For the listing below, give the number of lines that include "files" and add nothing to it.

SOURCE DATA –
━━━━━━━━━━
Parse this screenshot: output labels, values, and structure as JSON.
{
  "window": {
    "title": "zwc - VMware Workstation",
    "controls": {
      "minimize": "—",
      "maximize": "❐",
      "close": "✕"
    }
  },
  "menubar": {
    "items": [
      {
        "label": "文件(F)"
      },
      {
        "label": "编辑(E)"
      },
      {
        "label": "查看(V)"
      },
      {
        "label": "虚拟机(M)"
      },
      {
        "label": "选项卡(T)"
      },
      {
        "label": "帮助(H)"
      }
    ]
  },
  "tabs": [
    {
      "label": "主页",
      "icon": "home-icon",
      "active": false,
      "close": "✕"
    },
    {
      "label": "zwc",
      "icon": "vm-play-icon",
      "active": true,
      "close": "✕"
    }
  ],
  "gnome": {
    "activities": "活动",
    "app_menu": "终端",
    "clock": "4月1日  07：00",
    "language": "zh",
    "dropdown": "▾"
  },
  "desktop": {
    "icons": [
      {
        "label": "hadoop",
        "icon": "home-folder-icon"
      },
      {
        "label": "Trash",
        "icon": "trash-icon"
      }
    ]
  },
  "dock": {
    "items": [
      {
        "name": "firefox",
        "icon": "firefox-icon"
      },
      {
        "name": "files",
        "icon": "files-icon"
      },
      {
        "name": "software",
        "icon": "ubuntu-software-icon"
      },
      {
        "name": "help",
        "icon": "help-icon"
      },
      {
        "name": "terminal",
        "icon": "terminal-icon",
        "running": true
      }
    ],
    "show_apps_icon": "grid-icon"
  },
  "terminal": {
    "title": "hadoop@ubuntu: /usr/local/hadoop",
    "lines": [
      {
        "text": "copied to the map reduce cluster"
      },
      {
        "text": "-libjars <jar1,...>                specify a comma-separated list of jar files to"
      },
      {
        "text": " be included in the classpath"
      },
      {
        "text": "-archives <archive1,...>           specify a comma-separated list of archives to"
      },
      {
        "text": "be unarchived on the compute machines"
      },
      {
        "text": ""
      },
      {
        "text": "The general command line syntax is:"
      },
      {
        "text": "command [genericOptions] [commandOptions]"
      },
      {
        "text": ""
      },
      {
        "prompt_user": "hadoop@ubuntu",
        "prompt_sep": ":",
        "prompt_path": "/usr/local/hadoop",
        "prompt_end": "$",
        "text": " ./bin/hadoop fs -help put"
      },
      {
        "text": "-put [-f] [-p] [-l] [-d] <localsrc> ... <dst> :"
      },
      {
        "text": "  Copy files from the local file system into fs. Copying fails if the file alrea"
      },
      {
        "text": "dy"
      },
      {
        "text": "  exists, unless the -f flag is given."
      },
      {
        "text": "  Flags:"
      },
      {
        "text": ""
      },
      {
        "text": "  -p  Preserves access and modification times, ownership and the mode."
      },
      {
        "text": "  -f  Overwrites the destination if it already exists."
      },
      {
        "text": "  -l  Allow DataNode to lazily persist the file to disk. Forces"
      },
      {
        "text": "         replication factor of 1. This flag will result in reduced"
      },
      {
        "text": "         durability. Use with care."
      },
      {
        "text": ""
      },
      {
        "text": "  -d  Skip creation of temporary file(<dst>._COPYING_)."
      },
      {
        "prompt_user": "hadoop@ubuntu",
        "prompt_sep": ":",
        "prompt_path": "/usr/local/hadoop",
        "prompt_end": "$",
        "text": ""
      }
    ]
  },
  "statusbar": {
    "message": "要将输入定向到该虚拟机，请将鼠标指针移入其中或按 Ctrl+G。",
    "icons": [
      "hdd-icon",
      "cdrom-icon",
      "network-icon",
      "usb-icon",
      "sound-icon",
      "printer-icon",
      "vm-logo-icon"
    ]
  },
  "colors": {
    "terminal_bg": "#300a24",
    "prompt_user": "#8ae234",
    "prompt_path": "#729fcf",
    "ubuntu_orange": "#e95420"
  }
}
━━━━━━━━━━
EXERCISE ANSWER –
4